3 thoughts on “Some thoughts on Beyond GERS

  1. Interesting as always. Frankly, I think the whole debt/assets situation is impossible to predict in monetary terms, largely because of the very different solutions previously negotiated under the overall framework of the Vienna Convention (yes I know UK hasn’t ratified it, but both sides can agree to abide by its principles). Negotiations will be as much political as financial – how valuable is the status of Successor State – how valuable would a lease on Faslane be – what is to be done about the tax concessions guaranteed by UK govt on North Sea decommissioning…and so on and so forth.
    A further political consideration is the impact of the ‘zero debt’ model on capacity to borrow – Ukraine, notably, accepted a share of Soviet debt to ease its passge into the market.
    I consider both ‘Beyond Gers’ and the responses (including, I have to say, your own) as being an academic economist’s approach to a problem which is, at heart, political.

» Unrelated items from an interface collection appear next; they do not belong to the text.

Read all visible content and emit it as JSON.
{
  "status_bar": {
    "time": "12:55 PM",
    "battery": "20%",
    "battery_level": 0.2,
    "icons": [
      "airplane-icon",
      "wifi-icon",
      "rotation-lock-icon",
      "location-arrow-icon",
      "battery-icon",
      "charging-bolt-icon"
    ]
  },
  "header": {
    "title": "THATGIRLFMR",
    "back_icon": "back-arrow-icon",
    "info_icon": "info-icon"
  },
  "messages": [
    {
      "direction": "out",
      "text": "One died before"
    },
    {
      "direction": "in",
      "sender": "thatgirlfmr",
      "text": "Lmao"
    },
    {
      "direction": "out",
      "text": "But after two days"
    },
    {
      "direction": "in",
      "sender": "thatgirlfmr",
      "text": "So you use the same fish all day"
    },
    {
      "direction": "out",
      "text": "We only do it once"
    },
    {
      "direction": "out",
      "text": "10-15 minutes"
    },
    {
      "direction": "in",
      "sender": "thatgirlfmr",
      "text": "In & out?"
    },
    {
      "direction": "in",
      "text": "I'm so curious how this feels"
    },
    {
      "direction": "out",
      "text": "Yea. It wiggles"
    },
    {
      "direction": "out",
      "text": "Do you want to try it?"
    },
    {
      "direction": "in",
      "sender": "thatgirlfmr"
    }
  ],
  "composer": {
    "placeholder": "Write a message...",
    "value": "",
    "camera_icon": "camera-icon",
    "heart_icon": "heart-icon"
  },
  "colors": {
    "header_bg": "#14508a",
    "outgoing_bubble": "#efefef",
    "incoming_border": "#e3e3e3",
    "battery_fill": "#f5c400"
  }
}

    1. Thanks for the comment. I agree – political concerns will no doubt heavily feature although I’ll note that decommissioning provisions, for nuclear infrastructure as well as North Sea rebates, are recorded as some of the other “liabilities” I mentioned which are beyond the sovereign debt question

      Regardless the point is well taken, I am merely trying to respond in kind to the wildly implausible assumptions of the original report


  2. Pingback: The Whyte Paper

Leave a Reply

Fill in your details below or click an icon to log in: Logo

You are commenting using your account. Log Out /  Change )

Google photo

You are commenting using your Google account. Log Out /  Change )

Twitter picture

You are commenting using your Twitter account. Log Out /  Change )

Facebook photo

You are commenting using your Facebook account. Log Out /  Change )

Connecting to %s